The official statistic is 129,972. That’s the number of people in California experiencing homelessness on any given day, according to the U.S. Department of Housing and Urban Development. Of that total, 10,836 are veterans.
A San Francisco Bay Area resident, Nancy Lacsamana has long been concerned with the homelessness crisis, spending the last 25 years supporting Larkin Street Youth Services and Compass Family Services to address youth and family homelessness. So, when she heard that the nonprofit Mercy Housing was constructing Veterans Village, the first veterans-only housing facility in the Bay Area, she knew she had to get involved.
“I’ve always been interested in seeing what can make a difference with the homeless population,” Nancy, a senior planner for Levi’s?, said. “My ears perked up when I heard that this facility is 100 percent affordable housing for a specific population that has been marginalized.”
The 65-unit Veterans Village opened this past August in Colma and offers low-income military veterans a community that is both vibrant and “extremely affordable,” with rent capped at just 30 percent of the resident’s income. Each unit comes with a bed, table and microwave as well as some bath and kitchen supplies. It also provides wrap-around services to its residents, including on-site social workers, substance abuse counseling and referrals to primary, preventative and behavioral healthcare.
Because many veterans were moving in with few basic necessities, the organization called on the local community for donations — and that’s where Nancy stepped in.
She started by contacting major retailers and charity groups. No one said no, which was “the fun part,” Nancy said, but contributions were only a few hundred dollars at most. Hoping to make a bigger impact, Nancy contacted the Levi Strauss & Co. Community Affairs team and received $60 vouchers for each veteran to use at Goodwill.

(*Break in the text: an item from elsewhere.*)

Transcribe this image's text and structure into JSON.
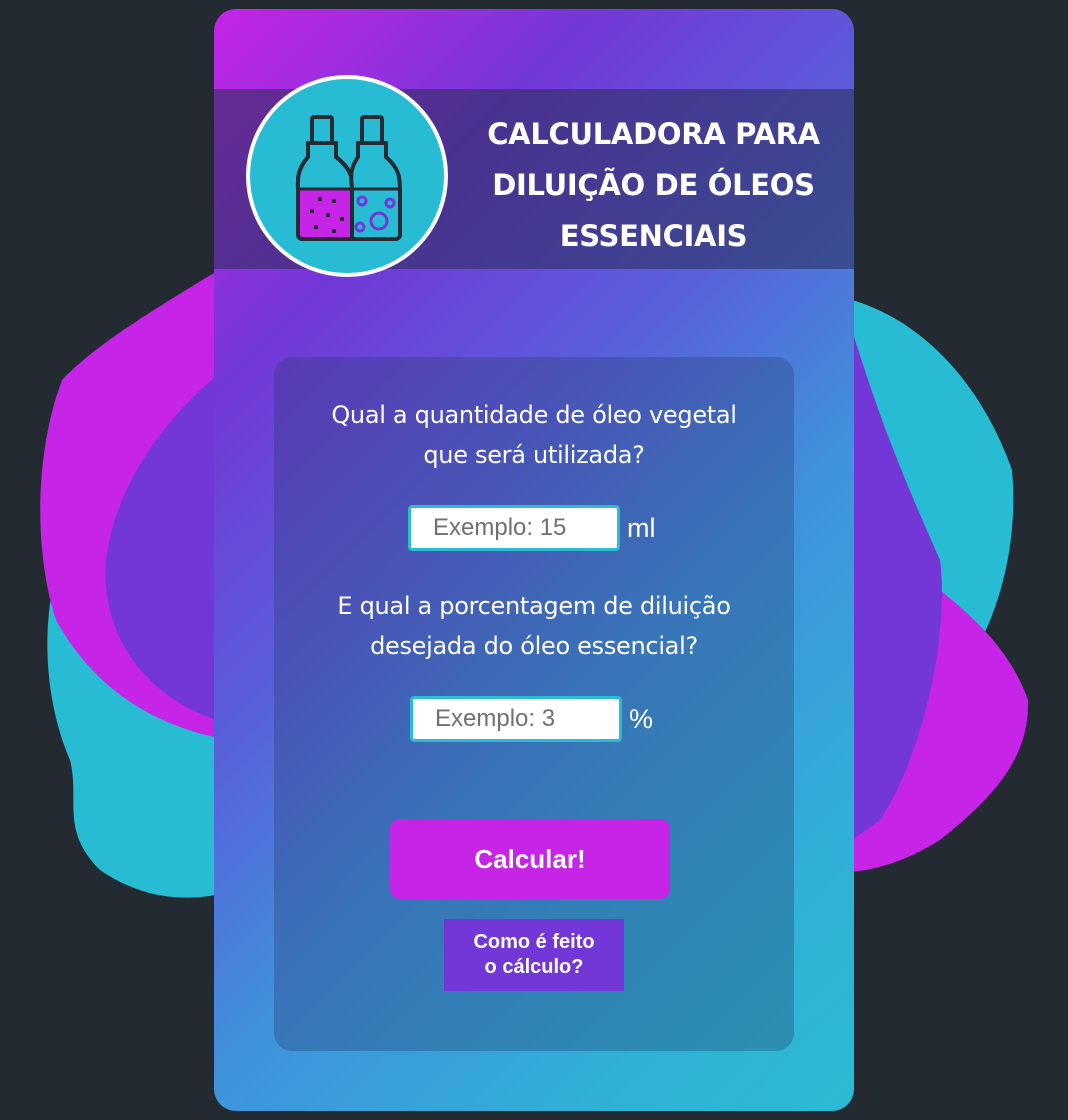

“The vouchers are perfect because each person is coming with a different need,” Nancy said. “Some may need clothes right away; some may need kitchen equipment. The vouchers allow them to get items at their own leisure and make their own decisions on what to buy.”
Nancy took the vouchers home and attached notes to each one with directions to the nearest Goodwill. She put them in bags she had acquired from a local public transit company, along with educational materials on how to apply for a metro card and some groceries. Adding a personal touch, she provided succulent plants for each unit, giving the new homes a little extra life.

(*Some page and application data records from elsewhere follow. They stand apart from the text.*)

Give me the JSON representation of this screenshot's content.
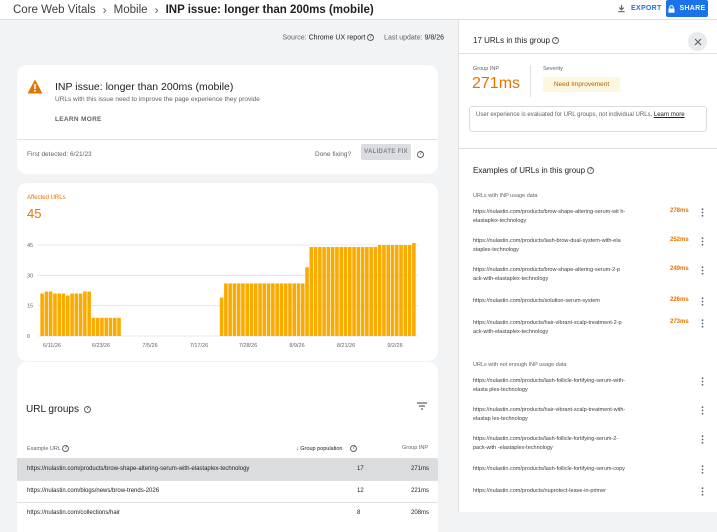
{
  "breadcrumb": [
    "Core Web Vitals",
    "Mobile",
    "INP issue: longer than 200ms (mobile)"
  ],
  "toolbar": {
    "export_label": "EXPORT",
    "share_label": "SHARE"
  },
  "source_line": {
    "source_label": "Source:",
    "source": "Chrome UX report",
    "update_label": "Last update:",
    "update": "9/8/26"
  },
  "issue": {
    "title": "INP issue: longer than 200ms (mobile)",
    "subtitle": "URLs with this issue need to improve the page experience they provide",
    "learn_more": "LEARN MORE",
    "first_detected": "First detected: 6/21/23",
    "done_fixing": "Done fixing?",
    "validate_label": "VALIDATE FIX"
  },
  "affected": {
    "label": "Affected URLs",
    "value": "45"
  },
  "chart_data": {
    "type": "bar",
    "yticks": [
      "45",
      "30",
      "15",
      "0"
    ],
    "ylim": [
      0,
      45
    ],
    "xticks": [
      "6/11/26",
      "6/23/26",
      "7/5/26",
      "7/17/26",
      "7/28/26",
      "8/9/26",
      "8/21/26",
      "9/2/26"
    ],
    "color": "#f9ab00",
    "values": [
      21,
      22,
      22,
      21,
      21,
      21,
      20,
      21,
      21,
      21,
      22,
      22,
      9,
      9,
      9,
      9,
      9,
      9,
      9,
      0,
      0,
      0,
      0,
      0,
      0,
      0,
      0,
      0,
      0,
      0,
      0,
      0,
      0,
      0,
      0,
      0,
      0,
      0,
      0,
      0,
      0,
      0,
      19,
      26,
      26,
      26,
      26,
      26,
      26,
      26,
      26,
      26,
      26,
      26,
      26,
      26,
      26,
      26,
      26,
      26,
      26,
      26,
      34,
      44,
      44,
      44,
      44,
      44,
      44,
      44,
      44,
      44,
      44,
      44,
      44,
      44,
      44,
      44,
      44,
      45,
      45,
      45,
      45,
      45,
      45,
      45,
      45,
      46
    ]
  },
  "url_groups": {
    "title": "URL groups",
    "col_url": "Example URL",
    "col_pop": "Group population",
    "col_inp": "Group INP",
    "rows": [
      {
        "url": "https://nulastin.com/products/brow-shape-altering-serum-with-elastaplex-technology",
        "pop": "17",
        "inp": "271ms"
      },
      {
        "url": "https://nulastin.com/blogs/news/brow-trends-2026",
        "pop": "12",
        "inp": "221ms"
      },
      {
        "url": "https://nulastin.com/collections/hair",
        "pop": "8",
        "inp": "208ms"
      }
    ]
  },
  "panel": {
    "title": "17 URLs in this group",
    "group_inp_label": "Group INP",
    "group_inp_value": "271ms",
    "severity_label": "Severity",
    "severity_value": "Need Improvement",
    "note": "User experience is evaluated for URL groups, not individual URLs.",
    "note_link": "Learn more",
    "examples_title": "Examples of URLs in this group",
    "with_data_label": "URLs with INP usage data",
    "with_data": [
      {
        "url": "https://nulastin.com/products/brow-shape-altering-serum-wit h-elastaplex-technology",
        "ms": "278ms"
      },
      {
        "url": "https://nulastin.com/products/lash-brow-dual-system-with-ela staplex-technology",
        "ms": "252ms"
      },
      {
        "url": "https://nulastin.com/products/brow-shape-altering-serum-2-p ack-with-elastaplex-technology",
        "ms": "249ms"
      },
      {
        "url": "https://nulastin.com/products/solution-serum-system",
        "ms": "226ms"
      },
      {
        "url": "https://nulastin.com/products/hair-vibrant-scalp-treatment-2-p ack-with-elastaplex-technology",
        "ms": "273ms"
      }
    ],
    "without_data_label": "URLs with not enough INP usage data",
    "without_data": [
      {
        "url": "https://nulastin.com/products/lash-follicle-fortifying-serum-with-elasta plex-technology"
      },
      {
        "url": "https://nulastin.com/products/hair-vibrant-scalp-treatment-with-elastap lex-technology"
      },
      {
        "url": "https://nulastin.com/products/lash-follicle-fortifying-serum-2-pack-with -elastaplex-technology"
      },
      {
        "url": "https://nulastin.com/products/lash-follicle-fortifying-serum-copy"
      },
      {
        "url": "https://nulastin.com/products/nuprotect-leave-in-primer"
      }
    ]
  }
}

“When we can find ways to support veterans who have given and sacrificed so much for all us, we are saying thank you in a more personal and meaningful way,” Nancy said. “It was an extremely rewarding experience to hear their stories, their obstacles and how they are working to move forward.”